Characterization of an imidazolium salt formed from glyoxal and N-alpha-hippuryllysine–a model for Maillard reaction cross-links in proteins
J. Org. Chem.
1995
, vol. 
60
 (pg. 
6246
-
6247
)
35
Yan
 
H.
Harding
 
J. J.
 
Glycation-induced inactivation and loss of antigenicity of catalase and superoxide dismutase
Biochem. J.
1997
, vol. 
328
 (pg. 
599
-
605
)
36
Cervantes-Laurean
 
D.
Jacobson
 
E. L.
Jacobson
 
M. K.
 
Glycation and glycoxidation of histones by ADP-ribose
J. Biol. Chem.
1996
, vol. 
271
 (pg. 
10461
-
10469
)
37
Schreiber
 
V.
Dantzer
 
F.
Ame
 
J. C.
de Murcia
 
G.
 
Poly(ADP-ribose): novel functions for an old molecule
Nat. Rev. Mol. Cell Biol.
2006
, vol. 
7
 (pg. 
517
-
528
)
38
Jacobson
 
E. L.
Cervantes-Laurean
 
D.
Jacobson
 
M. K.
 
Glycation of proteins by ADP-ribose
Mol. Cell. Biochem.
1994
, vol. 
138
 (pg. 
207
-
212
)
39
Camici
 
M.
Tozzi
 
M. G.
Ipata
 
P. L.
 
Methods for the determination of intracellular levels of ribose phosphates
J. Biochem. Biophys. Methods
2006
, vol. 
68
 (pg. 
145
-
154
)
40
Donath
 
M. Y.
Shoelson
 
S. E.
 
Type 2 diabetes as an inflammatory disease

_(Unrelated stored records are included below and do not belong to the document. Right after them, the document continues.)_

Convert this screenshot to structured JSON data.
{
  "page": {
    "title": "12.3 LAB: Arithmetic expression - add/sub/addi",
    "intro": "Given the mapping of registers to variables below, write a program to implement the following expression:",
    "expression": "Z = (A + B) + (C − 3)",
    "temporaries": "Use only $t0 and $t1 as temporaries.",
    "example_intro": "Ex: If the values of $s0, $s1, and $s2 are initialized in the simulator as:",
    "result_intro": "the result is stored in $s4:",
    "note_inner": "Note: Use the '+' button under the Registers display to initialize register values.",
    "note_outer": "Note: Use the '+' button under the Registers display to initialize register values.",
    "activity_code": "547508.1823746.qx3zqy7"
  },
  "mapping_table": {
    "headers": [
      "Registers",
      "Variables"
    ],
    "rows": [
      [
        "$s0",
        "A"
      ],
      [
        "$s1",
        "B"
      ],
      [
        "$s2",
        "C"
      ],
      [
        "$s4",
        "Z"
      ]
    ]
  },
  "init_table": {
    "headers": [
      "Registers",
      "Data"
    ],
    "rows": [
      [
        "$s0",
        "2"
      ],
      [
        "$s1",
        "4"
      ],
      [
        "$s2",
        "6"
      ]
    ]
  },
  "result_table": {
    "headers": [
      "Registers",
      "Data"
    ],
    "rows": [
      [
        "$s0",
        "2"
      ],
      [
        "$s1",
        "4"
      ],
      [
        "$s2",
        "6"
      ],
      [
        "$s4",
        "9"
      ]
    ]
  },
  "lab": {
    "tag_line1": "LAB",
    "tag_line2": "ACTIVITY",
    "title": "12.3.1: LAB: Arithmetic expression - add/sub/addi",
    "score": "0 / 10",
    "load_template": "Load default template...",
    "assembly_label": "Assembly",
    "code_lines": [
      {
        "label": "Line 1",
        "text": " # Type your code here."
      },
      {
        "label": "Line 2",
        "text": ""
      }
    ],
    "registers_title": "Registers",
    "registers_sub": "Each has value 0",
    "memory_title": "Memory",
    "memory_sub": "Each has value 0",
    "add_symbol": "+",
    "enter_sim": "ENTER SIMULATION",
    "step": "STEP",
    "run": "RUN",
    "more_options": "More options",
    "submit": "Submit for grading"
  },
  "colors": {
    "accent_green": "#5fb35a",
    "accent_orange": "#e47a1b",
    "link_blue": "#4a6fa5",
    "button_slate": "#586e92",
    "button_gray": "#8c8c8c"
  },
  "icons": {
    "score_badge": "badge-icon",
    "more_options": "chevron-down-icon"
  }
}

Nat. Rev. Immunol.
2011
, vol. 
11
 (pg. 
98
-
107
)
41
Wellen
 
K. E.
Hotamisligil
 
G. S.
 
Inflammation, stress, and diabetes
J. Clin. Invest.
2005
, vol. 
115
 (pg. 
1111
-
1119
)
42
Goldin
 
A.
Beckman
 
J. A.
Schmidt
 
A. M.
Creager
 
M. A.
 
Advanced glycation end products–sparking the development of diabetic vascular injury
Circulation
2006
, vol. 
114
 (pg. 
597
-
605
)
43
Park
 
L.
Raman
 
K. G.
Lee
 
K. J.
Lu
 
Y.
Ferran
 
L. J.
Chow
 
W. S.
Stern
 
D.
Schmidt
 
A. M.
 
Suppression of accelerated diabetic atherosclerosis by the soluble receptor for advanced glycation endproducts
Nat. Med.
1998
, vol. 
4
 (pg. 
1025
-
1031
)
44
Juarez-Salinas
 
H.
Sims
 
J. L.
Jacobson
 
M. K.
 
Poly(ADP-Ribose) levels in carcinogen-treated cells
Nature
1979
, vol. 
282
 (pg. 
740
-
741
)
45
Jagtap
 
P.
Szabo
 
C.
 
Poly(ADP-ribose) polymerase and the therapeutic effects of its inhibitors
Nat. Rev. Drug Discov.
2005
, vol. 
4
 (pg. 
421
-
440
)
46
Davidovic
 
L.
Vodenicharov
 
M.
Affar
 
E. B.
Poirier
 
G. G.
 
Importance of poly(ADP-ribose) glycohydrolase in the control of poly(ADP-ribose) metabolism
Exp. Cell Res.
2001
, vol. 
268
 (pg. 
7
-
13
)
This is an Open Access article distributed under the terms of the Creative Commons Attribution Licence (CC-BY) (http://creativecommons.org/licenses/by/3.0/) which permits unrestricted use, distribution and reproduction in any medium, provided the original work is properly cited.

Supplementary data